◆ Problem requirements
Where does the string "children" occur in the records below? Copy every line that holds it.

[Web page and app entries]
*-*-*
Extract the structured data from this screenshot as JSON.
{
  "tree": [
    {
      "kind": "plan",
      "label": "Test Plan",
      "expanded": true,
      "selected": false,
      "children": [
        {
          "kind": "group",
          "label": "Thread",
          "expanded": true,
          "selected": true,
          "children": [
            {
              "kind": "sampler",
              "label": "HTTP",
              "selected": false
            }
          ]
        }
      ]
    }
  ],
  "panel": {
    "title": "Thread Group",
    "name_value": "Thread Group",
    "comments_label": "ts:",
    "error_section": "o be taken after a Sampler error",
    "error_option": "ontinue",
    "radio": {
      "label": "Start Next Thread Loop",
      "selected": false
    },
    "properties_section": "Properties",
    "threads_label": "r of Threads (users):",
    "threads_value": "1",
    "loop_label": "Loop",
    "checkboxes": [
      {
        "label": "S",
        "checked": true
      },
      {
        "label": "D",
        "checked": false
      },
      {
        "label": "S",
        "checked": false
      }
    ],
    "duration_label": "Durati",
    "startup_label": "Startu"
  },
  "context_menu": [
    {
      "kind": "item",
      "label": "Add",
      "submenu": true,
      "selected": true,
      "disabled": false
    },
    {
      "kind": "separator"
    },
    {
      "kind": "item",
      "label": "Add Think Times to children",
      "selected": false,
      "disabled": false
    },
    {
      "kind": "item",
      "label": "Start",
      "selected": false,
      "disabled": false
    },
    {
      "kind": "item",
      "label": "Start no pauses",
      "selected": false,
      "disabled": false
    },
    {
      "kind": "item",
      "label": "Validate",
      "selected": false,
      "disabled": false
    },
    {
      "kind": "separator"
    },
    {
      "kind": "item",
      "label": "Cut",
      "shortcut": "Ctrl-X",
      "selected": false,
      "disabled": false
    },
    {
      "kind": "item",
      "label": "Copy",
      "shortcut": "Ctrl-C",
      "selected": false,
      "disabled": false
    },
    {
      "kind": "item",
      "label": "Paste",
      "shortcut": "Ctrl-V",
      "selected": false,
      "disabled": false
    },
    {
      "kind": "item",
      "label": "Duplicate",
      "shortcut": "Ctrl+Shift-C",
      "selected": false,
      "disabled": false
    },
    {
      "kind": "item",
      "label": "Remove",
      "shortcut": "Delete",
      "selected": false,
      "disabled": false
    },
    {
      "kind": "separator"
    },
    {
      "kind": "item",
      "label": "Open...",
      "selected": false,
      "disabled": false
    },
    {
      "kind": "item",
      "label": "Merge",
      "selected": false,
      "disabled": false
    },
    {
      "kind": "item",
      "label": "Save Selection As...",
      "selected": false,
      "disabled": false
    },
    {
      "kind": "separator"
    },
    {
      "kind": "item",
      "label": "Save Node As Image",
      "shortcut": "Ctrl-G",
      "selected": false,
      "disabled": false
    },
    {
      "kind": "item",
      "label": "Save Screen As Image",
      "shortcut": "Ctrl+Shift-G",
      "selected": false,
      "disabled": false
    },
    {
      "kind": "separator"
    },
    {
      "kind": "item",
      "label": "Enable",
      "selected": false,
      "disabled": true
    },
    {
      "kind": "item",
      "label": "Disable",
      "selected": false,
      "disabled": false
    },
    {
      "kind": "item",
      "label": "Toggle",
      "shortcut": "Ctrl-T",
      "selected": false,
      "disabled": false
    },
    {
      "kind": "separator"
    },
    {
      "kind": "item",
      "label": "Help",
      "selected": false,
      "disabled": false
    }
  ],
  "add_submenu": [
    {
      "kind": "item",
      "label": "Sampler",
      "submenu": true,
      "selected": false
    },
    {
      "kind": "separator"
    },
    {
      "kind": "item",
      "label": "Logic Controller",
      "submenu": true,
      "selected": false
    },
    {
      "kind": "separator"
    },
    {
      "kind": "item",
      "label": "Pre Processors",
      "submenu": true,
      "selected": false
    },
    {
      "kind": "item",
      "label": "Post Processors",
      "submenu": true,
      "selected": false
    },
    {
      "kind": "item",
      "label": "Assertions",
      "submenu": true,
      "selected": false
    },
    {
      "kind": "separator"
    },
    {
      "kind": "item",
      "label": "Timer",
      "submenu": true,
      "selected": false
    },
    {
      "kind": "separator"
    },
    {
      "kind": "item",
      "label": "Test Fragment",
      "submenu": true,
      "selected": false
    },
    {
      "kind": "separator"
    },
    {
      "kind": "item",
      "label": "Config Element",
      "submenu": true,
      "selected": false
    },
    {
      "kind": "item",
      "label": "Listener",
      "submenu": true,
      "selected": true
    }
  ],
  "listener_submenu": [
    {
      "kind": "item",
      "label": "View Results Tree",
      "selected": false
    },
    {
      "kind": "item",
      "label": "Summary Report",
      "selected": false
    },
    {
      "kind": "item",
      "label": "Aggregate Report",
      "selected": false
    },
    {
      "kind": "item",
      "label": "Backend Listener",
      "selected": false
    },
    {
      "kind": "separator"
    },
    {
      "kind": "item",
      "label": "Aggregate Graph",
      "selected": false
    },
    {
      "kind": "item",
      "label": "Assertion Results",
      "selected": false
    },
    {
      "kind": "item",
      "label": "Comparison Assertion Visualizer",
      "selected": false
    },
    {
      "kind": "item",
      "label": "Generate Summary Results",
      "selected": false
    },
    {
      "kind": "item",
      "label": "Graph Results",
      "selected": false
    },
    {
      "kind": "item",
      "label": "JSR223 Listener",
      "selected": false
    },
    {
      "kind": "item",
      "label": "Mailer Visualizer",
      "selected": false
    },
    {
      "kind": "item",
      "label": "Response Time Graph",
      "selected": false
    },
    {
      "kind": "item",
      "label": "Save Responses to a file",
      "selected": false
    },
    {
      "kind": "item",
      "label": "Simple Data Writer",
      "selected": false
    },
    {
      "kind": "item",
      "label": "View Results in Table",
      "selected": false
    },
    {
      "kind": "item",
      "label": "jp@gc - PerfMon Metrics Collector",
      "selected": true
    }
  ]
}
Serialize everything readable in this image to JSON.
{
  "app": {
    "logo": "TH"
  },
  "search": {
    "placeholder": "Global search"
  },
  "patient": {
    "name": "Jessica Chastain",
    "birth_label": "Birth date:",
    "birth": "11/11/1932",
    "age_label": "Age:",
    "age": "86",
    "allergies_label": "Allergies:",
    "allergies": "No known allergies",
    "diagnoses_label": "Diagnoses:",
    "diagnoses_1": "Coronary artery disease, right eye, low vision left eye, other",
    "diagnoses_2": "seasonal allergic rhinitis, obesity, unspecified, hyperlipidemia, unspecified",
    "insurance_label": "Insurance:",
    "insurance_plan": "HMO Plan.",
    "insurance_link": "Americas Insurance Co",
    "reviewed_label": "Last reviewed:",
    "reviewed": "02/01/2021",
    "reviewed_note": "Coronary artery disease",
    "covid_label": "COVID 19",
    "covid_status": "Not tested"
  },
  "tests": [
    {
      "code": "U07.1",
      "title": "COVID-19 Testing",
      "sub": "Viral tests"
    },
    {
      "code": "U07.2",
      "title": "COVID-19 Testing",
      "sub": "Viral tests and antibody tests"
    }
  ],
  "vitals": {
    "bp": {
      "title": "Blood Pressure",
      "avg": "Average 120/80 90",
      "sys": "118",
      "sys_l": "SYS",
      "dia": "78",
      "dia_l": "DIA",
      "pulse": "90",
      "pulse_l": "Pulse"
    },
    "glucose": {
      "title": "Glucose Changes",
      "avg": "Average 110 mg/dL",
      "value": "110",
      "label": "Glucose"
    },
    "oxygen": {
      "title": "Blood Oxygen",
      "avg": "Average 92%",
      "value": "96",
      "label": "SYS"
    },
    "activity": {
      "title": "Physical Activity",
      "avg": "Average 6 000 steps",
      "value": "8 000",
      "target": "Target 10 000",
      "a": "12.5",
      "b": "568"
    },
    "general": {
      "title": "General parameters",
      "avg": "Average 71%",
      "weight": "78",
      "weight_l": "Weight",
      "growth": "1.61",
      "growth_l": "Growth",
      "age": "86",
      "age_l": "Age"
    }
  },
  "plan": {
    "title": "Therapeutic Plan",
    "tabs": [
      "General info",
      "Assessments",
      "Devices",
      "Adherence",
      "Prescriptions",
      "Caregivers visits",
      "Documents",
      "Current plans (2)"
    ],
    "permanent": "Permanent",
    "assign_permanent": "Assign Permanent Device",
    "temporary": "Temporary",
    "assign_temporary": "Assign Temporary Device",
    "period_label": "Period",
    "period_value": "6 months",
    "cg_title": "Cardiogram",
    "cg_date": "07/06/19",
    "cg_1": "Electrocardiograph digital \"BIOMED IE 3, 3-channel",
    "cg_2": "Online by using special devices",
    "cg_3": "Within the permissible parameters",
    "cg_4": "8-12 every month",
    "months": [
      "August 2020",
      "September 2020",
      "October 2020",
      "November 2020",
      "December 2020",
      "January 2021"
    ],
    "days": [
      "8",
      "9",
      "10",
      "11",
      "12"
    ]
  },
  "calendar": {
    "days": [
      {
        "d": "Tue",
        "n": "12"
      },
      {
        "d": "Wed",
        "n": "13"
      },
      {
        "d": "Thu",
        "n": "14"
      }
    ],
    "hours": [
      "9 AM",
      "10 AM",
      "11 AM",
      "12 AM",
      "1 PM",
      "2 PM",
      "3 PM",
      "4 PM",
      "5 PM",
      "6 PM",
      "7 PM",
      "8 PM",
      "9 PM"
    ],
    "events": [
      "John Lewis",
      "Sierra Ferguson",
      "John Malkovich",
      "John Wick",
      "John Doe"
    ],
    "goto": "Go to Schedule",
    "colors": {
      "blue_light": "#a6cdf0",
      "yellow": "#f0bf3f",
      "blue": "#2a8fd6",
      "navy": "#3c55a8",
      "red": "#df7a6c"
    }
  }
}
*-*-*
◆ Solution to the exercise
      "children": [
          "children": [
      "label": "Add Think Times to children",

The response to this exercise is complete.